____ Information given
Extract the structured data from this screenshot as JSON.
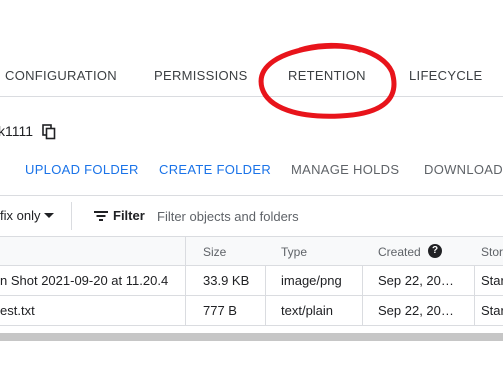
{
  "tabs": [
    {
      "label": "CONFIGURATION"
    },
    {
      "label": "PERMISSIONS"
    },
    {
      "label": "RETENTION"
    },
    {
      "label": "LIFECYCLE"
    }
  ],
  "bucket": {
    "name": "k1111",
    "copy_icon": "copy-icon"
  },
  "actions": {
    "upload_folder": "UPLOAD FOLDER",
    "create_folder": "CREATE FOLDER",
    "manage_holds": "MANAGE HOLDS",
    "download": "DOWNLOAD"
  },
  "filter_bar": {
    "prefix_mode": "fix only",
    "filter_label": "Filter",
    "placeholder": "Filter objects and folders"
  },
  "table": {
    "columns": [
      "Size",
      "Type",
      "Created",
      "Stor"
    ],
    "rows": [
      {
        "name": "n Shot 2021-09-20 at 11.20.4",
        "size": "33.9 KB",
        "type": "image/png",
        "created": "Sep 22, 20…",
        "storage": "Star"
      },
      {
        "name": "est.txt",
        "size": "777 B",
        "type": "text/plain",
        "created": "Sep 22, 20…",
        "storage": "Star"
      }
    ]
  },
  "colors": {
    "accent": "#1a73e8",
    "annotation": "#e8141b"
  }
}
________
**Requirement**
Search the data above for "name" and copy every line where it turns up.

**Expected output**
    "name": "k1111",
        "name": "n Shot 2021-09-20 at 11.20.4",
        "name": "est.txt",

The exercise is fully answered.